“This is important to our student-athletes, who for decades, others – whether it’s companies or institutions – have profited on,” Beshear told reporters. “These athletes deserve to be a part of that.”

Beshear said his executive order takes effect July 1, when similar legislation passed in several other states will become law. His office said he was the first governor to make the change by executive order.

The governor’s action won praise from the University of Kentucky and the University of Louisville. UK plays in the Southeastern Conference and UofL competes in the Atlantic Coast Conference.

“Bringing the state of Kentucky into competitive balance with other states across the country and, more specifically, the Atlantic Coast Conference is critical,” Vince Tyra, U of L’s vice president for intercollegiate athletics, said in a release issued by the governor’s office.

UK athletics director Mitch Barnhart said the governor’s action “provides us the flexibility we need at this time to further develop policies around name, image and likeness.”

“We are appreciative of that support, as it is a bridge until such time as state and/or federal laws are enacted,” Barnhart said in the same release from Beshear’s office. “The landscape of college sports is now in the midst of dramatic and historic change – perhaps the biggest set of shifts and changes since scholarships were first awarded decades ago.”

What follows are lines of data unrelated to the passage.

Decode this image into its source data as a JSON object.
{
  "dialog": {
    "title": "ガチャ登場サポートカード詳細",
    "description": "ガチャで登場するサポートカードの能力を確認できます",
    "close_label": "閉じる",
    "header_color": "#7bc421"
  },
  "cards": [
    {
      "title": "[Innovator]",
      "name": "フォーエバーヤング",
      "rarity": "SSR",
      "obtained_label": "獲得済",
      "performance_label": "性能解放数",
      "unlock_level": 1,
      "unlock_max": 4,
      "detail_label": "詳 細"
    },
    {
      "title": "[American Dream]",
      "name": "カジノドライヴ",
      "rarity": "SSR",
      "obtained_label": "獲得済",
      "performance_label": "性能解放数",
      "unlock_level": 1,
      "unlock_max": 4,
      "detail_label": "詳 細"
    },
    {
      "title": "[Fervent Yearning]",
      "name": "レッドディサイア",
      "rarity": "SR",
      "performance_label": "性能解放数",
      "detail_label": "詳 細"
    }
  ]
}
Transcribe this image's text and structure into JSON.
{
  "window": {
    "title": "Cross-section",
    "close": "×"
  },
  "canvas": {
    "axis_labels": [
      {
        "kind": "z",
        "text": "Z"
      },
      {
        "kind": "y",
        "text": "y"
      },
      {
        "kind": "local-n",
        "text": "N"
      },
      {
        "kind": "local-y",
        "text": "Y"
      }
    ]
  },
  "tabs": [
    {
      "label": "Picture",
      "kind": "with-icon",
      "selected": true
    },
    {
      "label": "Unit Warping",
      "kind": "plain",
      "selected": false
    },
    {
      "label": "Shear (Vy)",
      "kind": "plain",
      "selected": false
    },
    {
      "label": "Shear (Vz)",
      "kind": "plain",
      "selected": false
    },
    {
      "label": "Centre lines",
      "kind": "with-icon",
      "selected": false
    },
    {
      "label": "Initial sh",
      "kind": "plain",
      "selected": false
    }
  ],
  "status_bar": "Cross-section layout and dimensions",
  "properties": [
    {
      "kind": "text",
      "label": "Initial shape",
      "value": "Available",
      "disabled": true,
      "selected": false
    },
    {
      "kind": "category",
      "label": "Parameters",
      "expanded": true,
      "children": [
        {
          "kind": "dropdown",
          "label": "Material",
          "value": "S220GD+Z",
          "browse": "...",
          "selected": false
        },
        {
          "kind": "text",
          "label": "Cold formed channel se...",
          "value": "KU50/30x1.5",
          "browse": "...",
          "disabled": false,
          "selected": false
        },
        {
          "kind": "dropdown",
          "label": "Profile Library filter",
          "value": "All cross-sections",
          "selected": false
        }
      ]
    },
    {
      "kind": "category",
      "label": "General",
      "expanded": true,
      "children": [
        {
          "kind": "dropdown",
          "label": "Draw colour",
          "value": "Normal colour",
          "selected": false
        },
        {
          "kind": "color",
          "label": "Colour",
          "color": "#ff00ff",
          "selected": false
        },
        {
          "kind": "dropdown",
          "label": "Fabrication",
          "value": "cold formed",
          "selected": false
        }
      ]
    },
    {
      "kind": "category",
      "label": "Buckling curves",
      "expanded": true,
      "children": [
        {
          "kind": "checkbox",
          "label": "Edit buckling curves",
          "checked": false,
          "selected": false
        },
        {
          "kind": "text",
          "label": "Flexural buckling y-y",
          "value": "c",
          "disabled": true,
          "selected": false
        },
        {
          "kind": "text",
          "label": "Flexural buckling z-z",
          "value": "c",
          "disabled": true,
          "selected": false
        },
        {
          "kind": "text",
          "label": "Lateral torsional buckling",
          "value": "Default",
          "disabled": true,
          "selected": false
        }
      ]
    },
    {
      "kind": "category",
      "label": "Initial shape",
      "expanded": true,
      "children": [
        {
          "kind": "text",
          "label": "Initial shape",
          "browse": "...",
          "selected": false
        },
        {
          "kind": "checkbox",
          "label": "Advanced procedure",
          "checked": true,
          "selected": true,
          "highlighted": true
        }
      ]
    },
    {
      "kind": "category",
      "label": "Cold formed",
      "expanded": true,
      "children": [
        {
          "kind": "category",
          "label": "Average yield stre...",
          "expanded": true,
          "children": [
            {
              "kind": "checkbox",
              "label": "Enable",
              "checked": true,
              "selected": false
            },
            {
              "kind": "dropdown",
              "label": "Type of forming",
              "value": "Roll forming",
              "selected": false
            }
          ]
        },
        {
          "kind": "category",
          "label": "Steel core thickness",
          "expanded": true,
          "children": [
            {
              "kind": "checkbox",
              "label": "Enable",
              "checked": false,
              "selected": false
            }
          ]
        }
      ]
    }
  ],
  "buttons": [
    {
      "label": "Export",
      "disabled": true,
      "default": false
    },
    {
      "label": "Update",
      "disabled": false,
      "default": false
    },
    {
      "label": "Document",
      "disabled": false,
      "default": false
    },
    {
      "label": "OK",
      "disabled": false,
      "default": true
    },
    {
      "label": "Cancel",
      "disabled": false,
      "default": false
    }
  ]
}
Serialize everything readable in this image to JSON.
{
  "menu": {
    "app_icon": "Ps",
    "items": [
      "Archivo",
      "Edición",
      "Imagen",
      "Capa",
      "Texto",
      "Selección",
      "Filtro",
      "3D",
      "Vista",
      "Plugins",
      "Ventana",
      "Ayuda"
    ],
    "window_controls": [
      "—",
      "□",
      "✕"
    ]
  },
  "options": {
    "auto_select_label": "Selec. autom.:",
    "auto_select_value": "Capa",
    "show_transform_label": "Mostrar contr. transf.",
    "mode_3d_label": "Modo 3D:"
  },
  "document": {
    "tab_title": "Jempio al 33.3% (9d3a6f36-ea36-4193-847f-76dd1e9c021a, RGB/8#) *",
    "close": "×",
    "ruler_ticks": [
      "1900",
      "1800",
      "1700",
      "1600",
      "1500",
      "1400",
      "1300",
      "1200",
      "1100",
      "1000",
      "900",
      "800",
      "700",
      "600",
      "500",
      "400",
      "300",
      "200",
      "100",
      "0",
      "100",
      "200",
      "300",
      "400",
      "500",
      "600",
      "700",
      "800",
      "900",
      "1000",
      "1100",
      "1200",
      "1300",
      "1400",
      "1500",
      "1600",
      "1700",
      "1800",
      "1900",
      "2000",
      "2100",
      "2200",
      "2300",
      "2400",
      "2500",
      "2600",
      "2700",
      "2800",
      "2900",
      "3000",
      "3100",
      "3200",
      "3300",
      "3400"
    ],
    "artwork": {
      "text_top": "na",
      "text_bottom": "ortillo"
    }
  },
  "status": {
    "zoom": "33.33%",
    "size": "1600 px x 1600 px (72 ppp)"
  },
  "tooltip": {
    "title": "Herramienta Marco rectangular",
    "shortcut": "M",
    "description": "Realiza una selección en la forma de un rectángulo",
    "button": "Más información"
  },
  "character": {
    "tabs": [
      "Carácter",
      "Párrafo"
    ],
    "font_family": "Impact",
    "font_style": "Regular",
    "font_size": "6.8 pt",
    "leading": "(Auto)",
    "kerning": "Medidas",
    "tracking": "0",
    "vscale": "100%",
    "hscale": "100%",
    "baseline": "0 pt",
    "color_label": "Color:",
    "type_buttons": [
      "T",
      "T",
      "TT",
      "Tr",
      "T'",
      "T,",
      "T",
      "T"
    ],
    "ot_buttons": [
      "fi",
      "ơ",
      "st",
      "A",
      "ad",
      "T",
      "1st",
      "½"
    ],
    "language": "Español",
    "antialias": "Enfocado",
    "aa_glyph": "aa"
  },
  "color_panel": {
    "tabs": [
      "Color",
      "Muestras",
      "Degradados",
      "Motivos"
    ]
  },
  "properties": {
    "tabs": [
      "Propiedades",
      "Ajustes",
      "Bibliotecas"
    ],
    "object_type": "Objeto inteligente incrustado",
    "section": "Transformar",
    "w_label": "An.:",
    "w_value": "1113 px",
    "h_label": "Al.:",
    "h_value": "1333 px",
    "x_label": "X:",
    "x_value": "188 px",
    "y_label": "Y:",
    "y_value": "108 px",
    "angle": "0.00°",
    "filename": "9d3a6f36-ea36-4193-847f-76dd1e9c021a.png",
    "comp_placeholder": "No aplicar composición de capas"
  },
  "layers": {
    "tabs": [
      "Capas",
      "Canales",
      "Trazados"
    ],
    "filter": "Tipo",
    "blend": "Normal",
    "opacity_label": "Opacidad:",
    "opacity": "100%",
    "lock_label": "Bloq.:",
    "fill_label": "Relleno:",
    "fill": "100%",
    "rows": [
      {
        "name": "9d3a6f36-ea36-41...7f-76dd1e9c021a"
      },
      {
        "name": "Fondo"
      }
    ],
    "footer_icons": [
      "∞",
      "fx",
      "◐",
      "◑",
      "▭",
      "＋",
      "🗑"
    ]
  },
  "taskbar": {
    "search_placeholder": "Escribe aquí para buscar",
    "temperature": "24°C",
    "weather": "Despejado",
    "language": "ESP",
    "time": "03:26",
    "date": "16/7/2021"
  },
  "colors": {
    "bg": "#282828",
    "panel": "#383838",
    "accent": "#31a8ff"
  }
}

In Alabama, Florida, Georgia, Mississippi, New Mexico and Texas, laws go into effect July 1 that make it impermissible for the NCAA and members schools to prevent athletes from being paid by third parties for things like sponsorship deals, online endorsements and personal appearances.

The NCAA had hoped for a national law from Congress that has not come, and its own rule-making has been bogged down for months. College sports leaders are instead moving toward the type of patchwork regulation they have been warning against for months.